▸ **What to work on**: Word for word, print all of the entries below.

[Web page and app entries]
* * * *

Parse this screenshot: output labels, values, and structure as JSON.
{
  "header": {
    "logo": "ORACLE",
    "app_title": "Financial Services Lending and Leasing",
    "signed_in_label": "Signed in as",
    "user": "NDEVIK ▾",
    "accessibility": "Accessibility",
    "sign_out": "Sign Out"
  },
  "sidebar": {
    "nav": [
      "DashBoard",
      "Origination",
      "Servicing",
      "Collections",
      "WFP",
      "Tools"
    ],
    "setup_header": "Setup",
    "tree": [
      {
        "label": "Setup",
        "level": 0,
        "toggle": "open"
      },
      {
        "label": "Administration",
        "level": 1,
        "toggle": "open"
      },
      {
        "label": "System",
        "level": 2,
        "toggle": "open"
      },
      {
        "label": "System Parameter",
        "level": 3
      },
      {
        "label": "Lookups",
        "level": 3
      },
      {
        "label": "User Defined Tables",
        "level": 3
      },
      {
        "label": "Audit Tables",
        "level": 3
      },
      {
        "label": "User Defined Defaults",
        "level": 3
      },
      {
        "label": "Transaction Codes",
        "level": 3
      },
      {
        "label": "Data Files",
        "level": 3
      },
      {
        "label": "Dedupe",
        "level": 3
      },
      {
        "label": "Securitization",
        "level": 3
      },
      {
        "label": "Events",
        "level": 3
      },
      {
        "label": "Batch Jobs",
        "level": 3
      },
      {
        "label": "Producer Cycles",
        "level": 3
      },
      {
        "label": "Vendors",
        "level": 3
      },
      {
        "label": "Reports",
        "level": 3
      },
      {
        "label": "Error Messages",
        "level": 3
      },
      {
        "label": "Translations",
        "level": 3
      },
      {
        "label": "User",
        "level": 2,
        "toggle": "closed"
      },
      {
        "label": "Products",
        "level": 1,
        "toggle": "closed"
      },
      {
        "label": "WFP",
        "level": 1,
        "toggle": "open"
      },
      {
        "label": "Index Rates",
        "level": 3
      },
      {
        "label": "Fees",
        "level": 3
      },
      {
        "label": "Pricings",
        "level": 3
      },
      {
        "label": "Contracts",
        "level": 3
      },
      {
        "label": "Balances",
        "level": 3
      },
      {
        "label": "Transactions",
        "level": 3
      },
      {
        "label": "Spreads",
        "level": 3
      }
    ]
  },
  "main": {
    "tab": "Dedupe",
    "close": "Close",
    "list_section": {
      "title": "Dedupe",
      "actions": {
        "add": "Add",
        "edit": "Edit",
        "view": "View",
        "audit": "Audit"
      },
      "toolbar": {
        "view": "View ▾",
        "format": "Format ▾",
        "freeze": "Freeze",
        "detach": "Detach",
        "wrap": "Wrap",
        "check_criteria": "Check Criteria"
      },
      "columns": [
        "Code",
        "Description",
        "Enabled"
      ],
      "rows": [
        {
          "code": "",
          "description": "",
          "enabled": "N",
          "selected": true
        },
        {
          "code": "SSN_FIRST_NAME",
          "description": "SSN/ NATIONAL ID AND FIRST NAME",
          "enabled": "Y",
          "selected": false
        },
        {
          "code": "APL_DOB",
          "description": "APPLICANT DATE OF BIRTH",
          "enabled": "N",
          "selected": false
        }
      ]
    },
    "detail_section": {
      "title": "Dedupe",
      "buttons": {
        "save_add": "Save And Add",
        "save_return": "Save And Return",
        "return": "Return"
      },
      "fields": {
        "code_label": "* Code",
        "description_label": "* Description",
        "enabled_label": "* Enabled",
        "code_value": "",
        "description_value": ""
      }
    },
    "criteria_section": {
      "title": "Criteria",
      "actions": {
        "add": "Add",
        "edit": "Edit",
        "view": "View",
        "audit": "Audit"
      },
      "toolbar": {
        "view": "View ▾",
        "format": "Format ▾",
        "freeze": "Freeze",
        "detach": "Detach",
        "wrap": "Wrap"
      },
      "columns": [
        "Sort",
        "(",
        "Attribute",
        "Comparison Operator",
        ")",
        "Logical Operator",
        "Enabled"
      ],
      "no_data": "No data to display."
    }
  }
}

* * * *

▸ **Reply**:
Parse this screenshot: output labels, values, and structure as JSON.
{
  "header": {
    "logo": "ORACLE",
    "app_title": "Financial Services Lending and Leasing",
    "signed_in_label": "Signed in as",
    "user": "NDEVIK ▾",
    "accessibility": "Accessibility",
    "sign_out": "Sign Out"
  },
  "sidebar": {
    "nav": [
      "DashBoard",
      "Origination",
      "Servicing",
      "Collections",
      "WFP",
      "Tools"
    ],
    "setup_header": "Setup",
    "tree": [
      {
        "label": "Setup",
        "level": 0,
        "toggle": "open"
      },
      {
        "label": "Administration",
        "level": 1,
        "toggle": "open"
      },
      {
        "label": "System",
        "level": 2,
        "toggle": "open"
      },
      {
        "label": "System Parameter",
        "level": 3
      },
      {
        "label": "Lookups",
        "level": 3
      },
      {
        "label": "User Defined Tables",
        "level": 3
      },
      {
        "label": "Audit Tables",
        "level": 3
      },
      {
        "label": "User Defined Defaults",
        "level": 3
      },
      {
        "label": "Transaction Codes",
        "level": 3
      },
      {
        "label": "Data Files",
        "level": 3
      },
      {
        "label": "Dedupe",
        "level": 3
      },
      {
        "label": "Securitization",
        "level": 3
      },
      {
        "label": "Events",
        "level": 3
      },
      {
        "label": "Batch Jobs",
        "level": 3
      },
      {
        "label": "Producer Cycles",
        "level": 3
      },
      {
        "label": "Vendors",
        "level": 3
      },
      {
        "label": "Reports",
        "level": 3
      },
      {
        "label": "Error Messages",
        "level": 3
      },
      {
        "label": "Translations",
        "level": 3
      },
      {
        "label": "User",
        "level": 2,
        "toggle": "closed"
      },
      {
        "label": "Products",
        "level": 1,
        "toggle": "closed"
      },
      {
        "label": "WFP",
        "level": 1,
        "toggle": "open"
      },
      {
        "label": "Index Rates",
        "level": 3
      },
      {
        "label": "Fees",
        "level": 3
      },
      {
        "label": "Pricings",
        "level": 3
      },
      {
        "label": "Contracts",
        "level": 3
      },
      {
        "label": "Balances",
        "level": 3
      },
      {
        "label": "Transactions",
        "level": 3
      },
      {
        "label": "Spreads",
        "level": 3
      }
    ]
  },
  "main": {
    "tab": "Dedupe",
    "close": "Close",
    "list_section": {
      "title": "Dedupe",
      "actions": {
        "add": "Add",
        "edit": "Edit",
        "view": "View",
        "audit": "Audit"
      },
      "toolbar": {
        "view": "View ▾",
        "format": "Format ▾",
        "freeze": "Freeze",
        "detach": "Detach",
        "wrap": "Wrap",
        "check_criteria": "Check Criteria"
      },
      "columns": [
        "Code",
        "Description",
        "Enabled"
      ],
      "rows": [
        {
          "code": "",
          "description": "",
          "enabled": "N",
          "selected": true
        },
        {
          "code": "SSN_FIRST_NAME",
          "description": "SSN/ NATIONAL ID AND FIRST NAME",
          "enabled": "Y",
          "selected": false
        },
        {
          "code": "APL_DOB",
          "description": "APPLICANT DATE OF BIRTH",
          "enabled": "N",
          "selected": false
        }
      ]
    },
    "detail_section": {
      "title": "Dedupe",
      "buttons": {
        "save_add": "Save And Add",
        "save_return": "Save And Return",
        "return": "Return"
      },
      "fields": {
        "code_label": "* Code",
        "description_label": "* Description",
        "enabled_label": "* Enabled",
        "code_value": "",
        "description_value": ""
      }
    },
    "criteria_section": {
      "title": "Criteria",
      "actions": {
        "add": "Add",
        "edit": "Edit",
        "view": "View",
        "audit": "Audit"
      },
      "toolbar": {
        "view": "View ▾",
        "format": "Format ▾",
        "freeze": "Freeze",
        "detach": "Detach",
        "wrap": "Wrap"
      },
      "columns": [
        "Sort",
        "(",
        "Attribute",
        "Comparison Operator",
        ")",
        "Logical Operator",
        "Enabled"
      ],
      "no_data": "No data to display."
    }
  }
}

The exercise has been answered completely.